A record number of investors, analysts and media attended REITWeek 2016 in New York to meet with management teams and check the pulse of the industry. Here are several key takeaways from this year’s conference:
Operating fundamentals are strong across nearly all property types and geographic markets. Most REITs reported high occupancy, strong same-store NOI, growing demand for space and new supply that was generally restrained. Apartment markets continue to enjoy strong renter demand, especially in coastal markets, although a bulge of deliveries in San Francisco has cooled rents a bit. Office properties find steady tenant demand. The New York office market remains firm ahead of new supply; several REITs with a Manhattan presence were sanguine about the new construction due to the broad-based demand they are facing. Retail reported some weakness in store traffic and retailer bankruptcies, in addition to the broader challenge of E-Commerce. Lodging and resorts weakened as business travel declined with corporate profits, and the strong dollar impacted international travel. Self-storage and data centers enjoy solid secular growth trends.
Transactions markets are healthy and property prices are firm. The number of bidders for commercial properties may be down, but those that remain in the market have a strong appetite and bidding remains competitive. Cap rates are steady and generally a bit more solid after a rocky start to the year. One CEO noted that cap rates are “still very aggressive” but are justified in a “yield-starved environment” where new supply remains in check.

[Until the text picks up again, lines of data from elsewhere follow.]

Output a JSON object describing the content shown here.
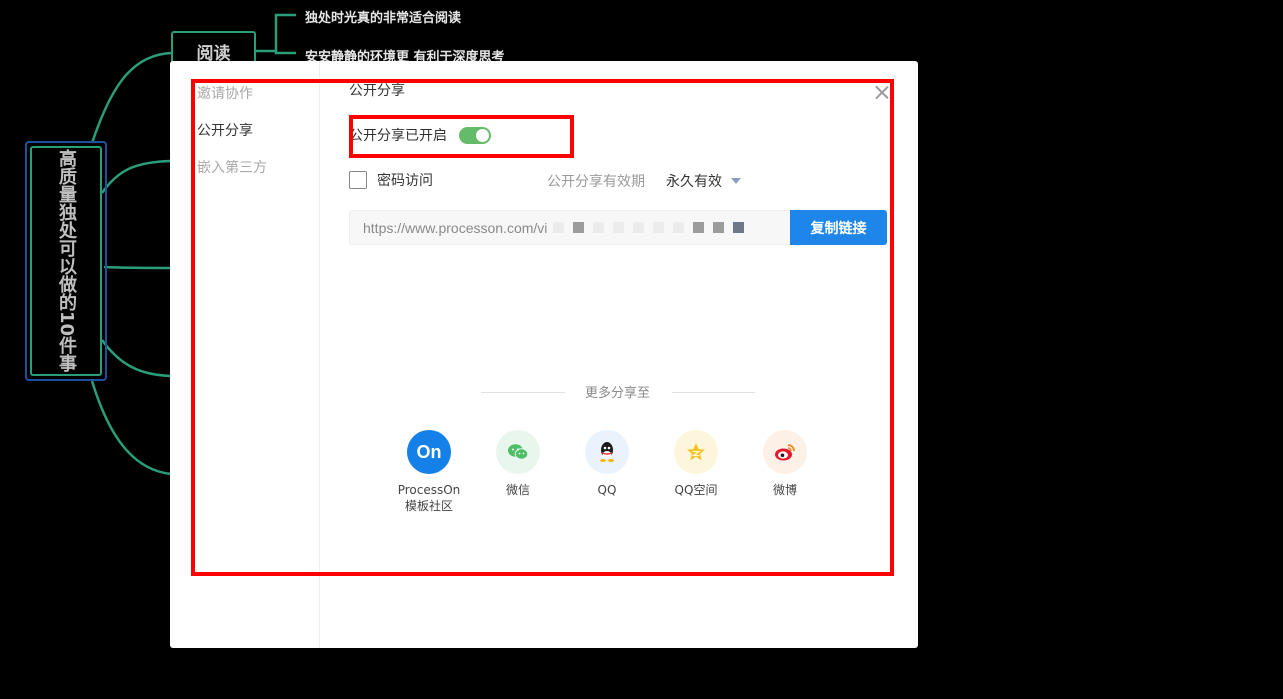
{
  "mindmap": {
    "root_text": "高质量独处可以做的10件事",
    "topic": "阅读",
    "leaves": [
      "独处时光真的非常适合阅读",
      "安安静静的环境更 有利于深度思考"
    ]
  },
  "dialog": {
    "sidebar": {
      "items": [
        {
          "label": "邀请协作"
        },
        {
          "label": "公开分享"
        },
        {
          "label": "嵌入第三方"
        }
      ]
    },
    "section_title": "公开分享",
    "toggle": {
      "label": "公开分享已开启",
      "on": true
    },
    "password": {
      "label": "密码访问",
      "checked": false
    },
    "expiry": {
      "label": "公开分享有效期",
      "value": "永久有效"
    },
    "link": {
      "url": "https://www.processon.com/vi",
      "copy_label": "复制链接"
    },
    "more_share": {
      "title": "更多分享至",
      "targets": [
        {
          "line1": "ProcessOn",
          "line2": "模板社区",
          "icon": "processon-icon",
          "color": "#1580e8"
        },
        {
          "line1": "微信",
          "line2": "",
          "icon": "wechat-icon",
          "color": "#4cbf67"
        },
        {
          "line1": "QQ",
          "line2": "",
          "icon": "qq-icon",
          "color": "#1a1a1a"
        },
        {
          "line1": "QQ空间",
          "line2": "",
          "icon": "qzone-icon",
          "color": "#f4c21c"
        },
        {
          "line1": "微博",
          "line2": "",
          "icon": "weibo-icon",
          "color": "#e6162d"
        }
      ]
    }
  },
  "colors": {
    "accent": "#1e86e8",
    "toggle_on": "#66bb6a",
    "highlight": "#ff0000",
    "mindmap_line": "#2a9d7a"
  }
}
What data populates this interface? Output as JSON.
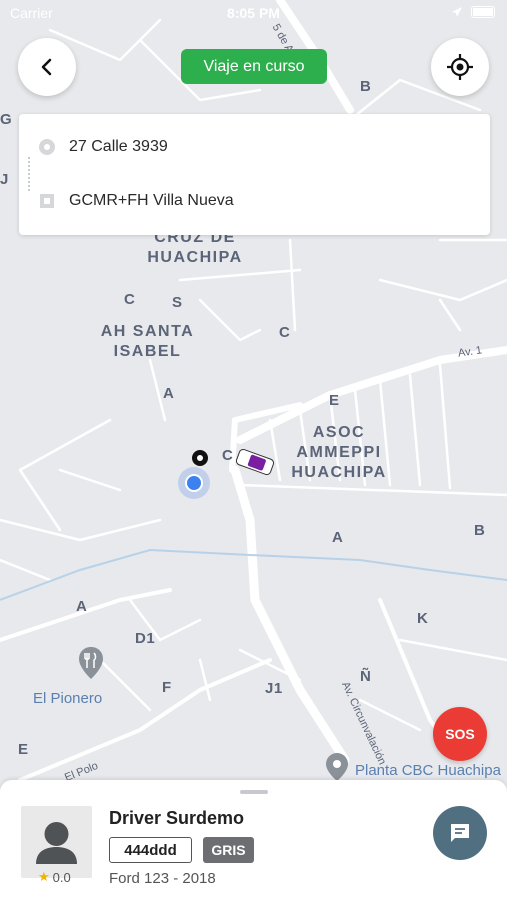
{
  "status_bar": {
    "carrier": "Carrier",
    "time": "8:05 PM"
  },
  "header": {
    "trip_status": "Viaje en curso"
  },
  "route": {
    "origin": "27 Calle 3939",
    "destination": "GCMR+FH Villa Nueva"
  },
  "map": {
    "labels": [
      {
        "text": "CRUZ DE\nHUACHIPA",
        "cls": ""
      },
      {
        "text": "AH SANTA\nISABEL",
        "cls": ""
      },
      {
        "text": "ASOC\nAMMEPPI\nHUACHIPA",
        "cls": ""
      }
    ],
    "letters": [
      "B",
      "G",
      "J",
      "C",
      "S",
      "C",
      "A",
      "E",
      "C",
      "A",
      "B",
      "A",
      "D1",
      "K",
      "F",
      "J1",
      "Ñ",
      "E"
    ],
    "streets": {
      "av1": "Av. 1",
      "circunvalacion": "Av. Circunvalación",
      "el_polo": "El Polo",
      "de_a": "5 de A"
    },
    "pois": {
      "el_pionero": "El Pionero",
      "planta": "Planta CBC Huachipa"
    }
  },
  "sos_label": "SOS",
  "driver": {
    "name": "Driver Surdemo",
    "plate": "444ddd",
    "color": "GRIS",
    "vehicle": "Ford 123 - 2018",
    "rating": "0.0"
  },
  "colors": {
    "accent_green": "#2eaf4e",
    "sos_red": "#ea3b34",
    "chat_blue": "#507082",
    "location_blue": "#3b82f0"
  },
  "icons": {
    "back": "chevron-left-icon",
    "locate": "crosshair-icon",
    "chat": "chat-bubble-icon",
    "star": "star-icon",
    "restaurant": "fork-knife-icon",
    "place": "map-pin-icon"
  }
}
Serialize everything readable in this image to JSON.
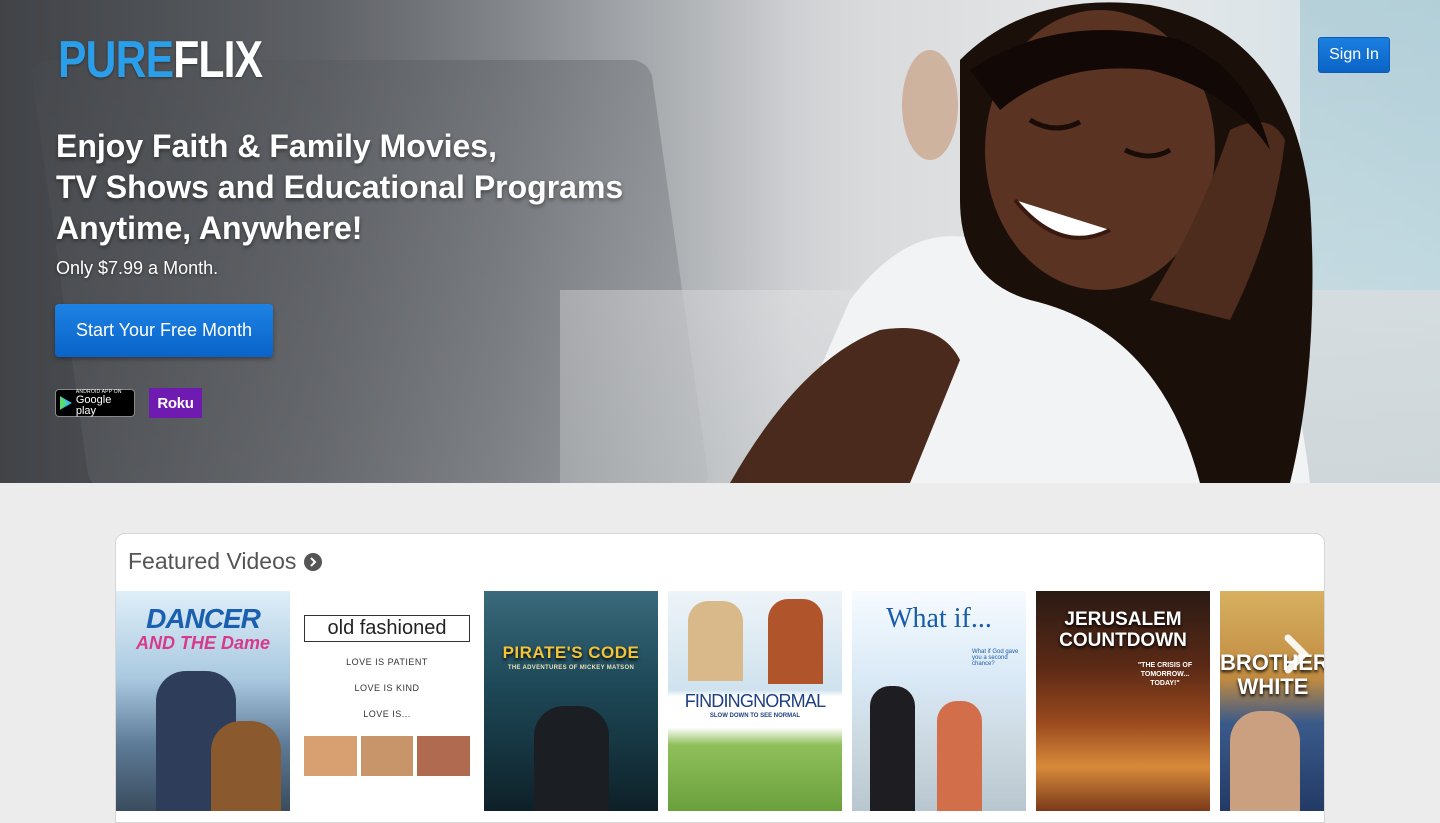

The investor base for the commercial real estate asset class is expanding as GICS adds a new top-line Real Estate sector. This year’s conference attracted increased attention from generalist investors wanting to get up to speed on this important asset class ahead of its move to top-line status in the GICS classification system, from its current position within the financial sector. There is a range of estimates of how large an impact the reclassification will have on REITs, and how quickly it will occur. Most observers generally agree, though, that there will be a significant positive impact on the sector in the longer run as investors who are underweight commercial real estate add to their allocations.